What you are asked to do. Please return every line of the listing. Keep each one exact.

Material to process.
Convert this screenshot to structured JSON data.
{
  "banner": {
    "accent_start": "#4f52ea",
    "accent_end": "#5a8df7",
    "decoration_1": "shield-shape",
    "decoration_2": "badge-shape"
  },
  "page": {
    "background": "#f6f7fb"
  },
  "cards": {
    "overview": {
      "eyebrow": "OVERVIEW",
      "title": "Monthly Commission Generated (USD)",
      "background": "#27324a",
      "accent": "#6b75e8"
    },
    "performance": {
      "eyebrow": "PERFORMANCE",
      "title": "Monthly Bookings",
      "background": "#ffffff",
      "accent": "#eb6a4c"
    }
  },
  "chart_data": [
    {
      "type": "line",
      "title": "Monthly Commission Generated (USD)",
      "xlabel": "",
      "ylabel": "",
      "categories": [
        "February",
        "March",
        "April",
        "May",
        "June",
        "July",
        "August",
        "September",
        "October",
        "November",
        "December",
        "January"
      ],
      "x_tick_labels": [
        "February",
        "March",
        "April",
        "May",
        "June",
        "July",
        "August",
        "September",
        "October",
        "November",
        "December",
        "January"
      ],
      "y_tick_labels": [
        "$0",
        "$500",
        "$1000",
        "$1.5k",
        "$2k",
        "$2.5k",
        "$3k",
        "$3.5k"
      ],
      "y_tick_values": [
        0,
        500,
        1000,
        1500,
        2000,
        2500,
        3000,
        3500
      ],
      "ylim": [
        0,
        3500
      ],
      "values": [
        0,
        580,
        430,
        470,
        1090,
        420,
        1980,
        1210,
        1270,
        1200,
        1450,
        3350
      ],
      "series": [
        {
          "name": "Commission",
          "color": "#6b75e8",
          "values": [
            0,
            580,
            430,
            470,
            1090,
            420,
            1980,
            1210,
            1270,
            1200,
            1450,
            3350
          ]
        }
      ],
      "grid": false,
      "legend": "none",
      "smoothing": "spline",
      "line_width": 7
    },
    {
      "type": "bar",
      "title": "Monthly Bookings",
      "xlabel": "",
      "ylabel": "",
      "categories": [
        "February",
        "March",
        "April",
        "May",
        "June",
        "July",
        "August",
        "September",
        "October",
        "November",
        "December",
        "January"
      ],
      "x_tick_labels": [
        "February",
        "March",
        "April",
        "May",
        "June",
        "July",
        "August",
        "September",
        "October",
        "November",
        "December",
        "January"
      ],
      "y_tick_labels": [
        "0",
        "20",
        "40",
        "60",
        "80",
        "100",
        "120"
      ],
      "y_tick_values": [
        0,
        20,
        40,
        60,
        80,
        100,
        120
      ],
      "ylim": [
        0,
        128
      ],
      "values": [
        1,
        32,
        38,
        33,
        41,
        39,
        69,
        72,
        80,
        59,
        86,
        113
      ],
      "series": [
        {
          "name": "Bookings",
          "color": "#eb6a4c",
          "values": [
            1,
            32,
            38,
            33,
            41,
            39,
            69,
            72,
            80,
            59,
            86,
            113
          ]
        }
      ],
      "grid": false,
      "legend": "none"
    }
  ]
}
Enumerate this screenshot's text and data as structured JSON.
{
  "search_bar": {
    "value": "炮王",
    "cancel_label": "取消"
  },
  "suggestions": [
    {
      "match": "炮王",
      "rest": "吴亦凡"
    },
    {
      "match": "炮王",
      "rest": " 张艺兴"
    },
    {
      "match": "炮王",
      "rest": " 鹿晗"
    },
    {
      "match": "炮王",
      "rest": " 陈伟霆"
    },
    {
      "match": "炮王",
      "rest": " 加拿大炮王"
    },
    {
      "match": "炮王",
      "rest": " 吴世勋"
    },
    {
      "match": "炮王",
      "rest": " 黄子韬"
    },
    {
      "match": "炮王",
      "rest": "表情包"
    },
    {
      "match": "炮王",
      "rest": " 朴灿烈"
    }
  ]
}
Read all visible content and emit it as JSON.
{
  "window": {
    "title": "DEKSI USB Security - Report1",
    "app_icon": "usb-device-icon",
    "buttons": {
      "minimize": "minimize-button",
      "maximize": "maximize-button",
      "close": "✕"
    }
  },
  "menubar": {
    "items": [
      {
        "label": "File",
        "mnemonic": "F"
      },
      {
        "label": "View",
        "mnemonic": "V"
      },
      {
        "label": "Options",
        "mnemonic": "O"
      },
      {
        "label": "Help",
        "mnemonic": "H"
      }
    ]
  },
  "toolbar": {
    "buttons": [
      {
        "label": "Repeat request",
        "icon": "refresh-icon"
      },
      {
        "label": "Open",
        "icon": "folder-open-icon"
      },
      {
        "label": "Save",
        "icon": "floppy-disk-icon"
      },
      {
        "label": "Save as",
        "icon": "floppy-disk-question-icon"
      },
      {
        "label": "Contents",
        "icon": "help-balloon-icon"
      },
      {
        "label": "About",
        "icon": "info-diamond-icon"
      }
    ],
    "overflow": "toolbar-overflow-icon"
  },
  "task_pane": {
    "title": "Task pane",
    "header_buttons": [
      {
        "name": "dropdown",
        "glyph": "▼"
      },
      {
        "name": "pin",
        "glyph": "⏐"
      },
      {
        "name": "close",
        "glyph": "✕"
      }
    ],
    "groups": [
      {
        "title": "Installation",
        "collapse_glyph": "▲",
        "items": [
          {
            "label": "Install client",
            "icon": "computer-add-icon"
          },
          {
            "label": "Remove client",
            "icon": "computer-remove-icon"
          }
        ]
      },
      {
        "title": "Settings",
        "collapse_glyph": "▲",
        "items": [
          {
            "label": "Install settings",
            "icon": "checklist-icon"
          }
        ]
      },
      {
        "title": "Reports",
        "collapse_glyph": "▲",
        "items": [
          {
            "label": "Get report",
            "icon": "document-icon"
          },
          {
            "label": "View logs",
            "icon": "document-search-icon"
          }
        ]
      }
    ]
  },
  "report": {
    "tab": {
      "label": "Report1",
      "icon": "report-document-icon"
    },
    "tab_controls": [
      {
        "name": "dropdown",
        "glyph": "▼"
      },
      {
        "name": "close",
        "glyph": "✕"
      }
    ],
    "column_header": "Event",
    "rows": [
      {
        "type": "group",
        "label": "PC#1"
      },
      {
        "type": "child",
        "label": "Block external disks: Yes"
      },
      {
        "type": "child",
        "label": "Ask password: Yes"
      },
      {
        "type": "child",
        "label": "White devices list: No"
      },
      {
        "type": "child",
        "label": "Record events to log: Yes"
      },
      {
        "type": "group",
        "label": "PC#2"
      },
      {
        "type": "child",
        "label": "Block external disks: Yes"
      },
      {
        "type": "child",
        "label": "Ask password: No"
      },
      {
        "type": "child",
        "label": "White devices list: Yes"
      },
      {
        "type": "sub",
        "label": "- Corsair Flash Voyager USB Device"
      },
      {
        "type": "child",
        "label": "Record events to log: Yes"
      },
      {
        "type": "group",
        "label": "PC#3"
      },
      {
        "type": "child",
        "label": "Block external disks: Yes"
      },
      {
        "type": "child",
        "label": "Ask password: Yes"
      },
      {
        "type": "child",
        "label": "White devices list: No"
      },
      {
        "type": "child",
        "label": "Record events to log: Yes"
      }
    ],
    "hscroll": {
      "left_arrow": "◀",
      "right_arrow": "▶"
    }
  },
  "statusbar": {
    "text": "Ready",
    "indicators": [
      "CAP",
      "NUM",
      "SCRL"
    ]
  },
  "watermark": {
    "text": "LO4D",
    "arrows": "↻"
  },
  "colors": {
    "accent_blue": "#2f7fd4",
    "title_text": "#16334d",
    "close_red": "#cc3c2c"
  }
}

Result of this task.
Convert this screenshot to structured JSON data.
{
  "banner": {
    "accent_start": "#4f52ea",
    "accent_end": "#5a8df7",
    "decoration_1": "shield-shape",
    "decoration_2": "badge-shape"
  },
  "page": {
    "background": "#f6f7fb"
  },
  "cards": {
    "overview": {
      "eyebrow": "OVERVIEW",
      "title": "Monthly Commission Generated (USD)",
      "background": "#27324a",
      "accent": "#6b75e8"
    },
    "performance": {
      "eyebrow": "PERFORMANCE",
      "title": "Monthly Bookings",
      "background": "#ffffff",
      "accent": "#eb6a4c"
    }
  },
  "chart_data": [
    {
      "type": "line",
      "title": "Monthly Commission Generated (USD)",
      "xlabel": "",
      "ylabel": "",
      "categories": [
        "February",
        "March",
        "April",
        "May",
        "June",
        "July",
        "August",
        "September",
        "October",
        "November",
        "December",
        "January"
      ],
      "x_tick_labels": [
        "February",
        "March",
        "April",
        "May",
        "June",
        "July",
        "August",
        "September",
        "October",
        "November",
        "December",
        "January"
      ],
      "y_tick_labels": [
        "$0",
        "$500",
        "$1000",
        "$1.5k",
        "$2k",
        "$2.5k",
        "$3k",
        "$3.5k"
      ],
      "y_tick_values": [
        0,
        500,
        1000,
        1500,
        2000,
        2500,
        3000,
        3500
      ],
      "ylim": [
        0,
        3500
      ],
      "values": [
        0,
        580,
        430,
        470,
        1090,
        420,
        1980,
        1210,
        1270,
        1200,
        1450,
        3350
      ],
      "series": [
        {
          "name": "Commission",
          "color": "#6b75e8",
          "values": [
            0,
            580,
            430,
            470,
            1090,
            420,
            1980,
            1210,
            1270,
            1200,
            1450,
            3350
          ]
        }
      ],
      "grid": false,
      "legend": "none",
      "smoothing": "spline",
      "line_width": 7
    },
    {
      "type": "bar",
      "title": "Monthly Bookings",
      "xlabel": "",
      "ylabel": "",
      "categories": [
        "February",
        "March",
        "April",
        "May",
        "June",
        "July",
        "August",
        "September",
        "October",
        "November",
        "December",
        "January"
      ],
      "x_tick_labels": [
        "February",
        "March",
        "April",
        "May",
        "June",
        "July",
        "August",
        "September",
        "October",
        "November",
        "December",
        "January"
      ],
      "y_tick_labels": [
        "0",
        "20",
        "40",
        "60",
        "80",
        "100",
        "120"
      ],
      "y_tick_values": [
        0,
        20,
        40,
        60,
        80,
        100,
        120
      ],
      "ylim": [
        0,
        128
      ],
      "values": [
        1,
        32,
        38,
        33,
        41,
        39,
        69,
        72,
        80,
        59,
        86,
        113
      ],
      "series": [
        {
          "name": "Bookings",
          "color": "#eb6a4c",
          "values": [
            1,
            32,
            38,
            33,
            41,
            39,
            69,
            72,
            80,
            59,
            86,
            113
          ]
        }
      ],
      "grid": false,
      "legend": "none"
    }
  ]
}
Enumerate this screenshot's text and data as structured JSON.
{
  "search_bar": {
    "value": "炮王",
    "cancel_label": "取消"
  },
  "suggestions": [
    {
      "match": "炮王",
      "rest": "吴亦凡"
    },
    {
      "match": "炮王",
      "rest": " 张艺兴"
    },
    {
      "match": "炮王",
      "rest": " 鹿晗"
    },
    {
      "match": "炮王",
      "rest": " 陈伟霆"
    },
    {
      "match": "炮王",
      "rest": " 加拿大炮王"
    },
    {
      "match": "炮王",
      "rest": " 吴世勋"
    },
    {
      "match": "炮王",
      "rest": " 黄子韬"
    },
    {
      "match": "炮王",
      "rest": "表情包"
    },
    {
      "match": "炮王",
      "rest": " 朴灿烈"
    }
  ]
}
Read all visible content and emit it as JSON.
{
  "window": {
    "title": "DEKSI USB Security - Report1",
    "app_icon": "usb-device-icon",
    "buttons": {
      "minimize": "minimize-button",
      "maximize": "maximize-button",
      "close": "✕"
    }
  },
  "menubar": {
    "items": [
      {
        "label": "File",
        "mnemonic": "F"
      },
      {
        "label": "View",
        "mnemonic": "V"
      },
      {
        "label": "Options",
        "mnemonic": "O"
      },
      {
        "label": "Help",
        "mnemonic": "H"
      }
    ]
  },
  "toolbar": {
    "buttons": [
      {
        "label": "Repeat request",
        "icon": "refresh-icon"
      },
      {
        "label": "Open",
        "icon": "folder-open-icon"
      },
      {
        "label": "Save",
        "icon": "floppy-disk-icon"
      },
      {
        "label": "Save as",
        "icon": "floppy-disk-question-icon"
      },
      {
        "label": "Contents",
        "icon": "help-balloon-icon"
      },
      {
        "label": "About",
        "icon": "info-diamond-icon"
      }
    ],
    "overflow": "toolbar-overflow-icon"
  },
  "task_pane": {
    "title": "Task pane",
    "header_buttons": [
      {
        "name": "dropdown",
        "glyph": "▼"
      },
      {
        "name": "pin",
        "glyph": "⏐"
      },
      {
        "name": "close",
        "glyph": "✕"
      }
    ],
    "groups": [
      {
        "title": "Installation",
        "collapse_glyph": "▲",
        "items": [
          {
            "label": "Install client",
            "icon": "computer-add-icon"
          },
          {
            "label": "Remove client",
            "icon": "computer-remove-icon"
          }
        ]
      },
      {
        "title": "Settings",
        "collapse_glyph": "▲",
        "items": [
          {
            "label": "Install settings",
            "icon": "checklist-icon"
          }
        ]
      },
      {
        "title": "Reports",
        "collapse_glyph": "▲",
        "items": [
          {
            "label": "Get report",
            "icon": "document-icon"
          },
          {
            "label": "View logs",
            "icon": "document-search-icon"
          }
        ]
      }
    ]
  },
  "report": {
    "tab": {
      "label": "Report1",
      "icon": "report-document-icon"
    },
    "tab_controls": [
      {
        "name": "dropdown",
        "glyph": "▼"
      },
      {
        "name": "close",
        "glyph": "✕"
      }
    ],
    "column_header": "Event",
    "rows": [
      {
        "type": "group",
        "label": "PC#1"
      },
      {
        "type": "child",
        "label": "Block external disks: Yes"
      },
      {
        "type": "child",
        "label": "Ask password: Yes"
      },
      {
        "type": "child",
        "label": "White devices list: No"
      },
      {
        "type": "child",
        "label": "Record events to log: Yes"
      },
      {
        "type": "group",
        "label": "PC#2"
      },
      {
        "type": "child",
        "label": "Block external disks: Yes"
      },
      {
        "type": "child",
        "label": "Ask password: No"
      },
      {
        "type": "child",
        "label": "White devices list: Yes"
      },
      {
        "type": "sub",
        "label": "- Corsair Flash Voyager USB Device"
      },
      {
        "type": "child",
        "label": "Record events to log: Yes"
      },
      {
        "type": "group",
        "label": "PC#3"
      },
      {
        "type": "child",
        "label": "Block external disks: Yes"
      },
      {
        "type": "child",
        "label": "Ask password: Yes"
      },
      {
        "type": "child",
        "label": "White devices list: No"
      },
      {
        "type": "child",
        "label": "Record events to log: Yes"
      }
    ],
    "hscroll": {
      "left_arrow": "◀",
      "right_arrow": "▶"
    }
  },
  "statusbar": {
    "text": "Ready",
    "indicators": [
      "CAP",
      "NUM",
      "SCRL"
    ]
  },
  "watermark": {
    "text": "LO4D",
    "arrows": "↻"
  },
  "colors": {
    "accent_blue": "#2f7fd4",
    "title_text": "#16334d",
    "close_red": "#cc3c2c"
  }
}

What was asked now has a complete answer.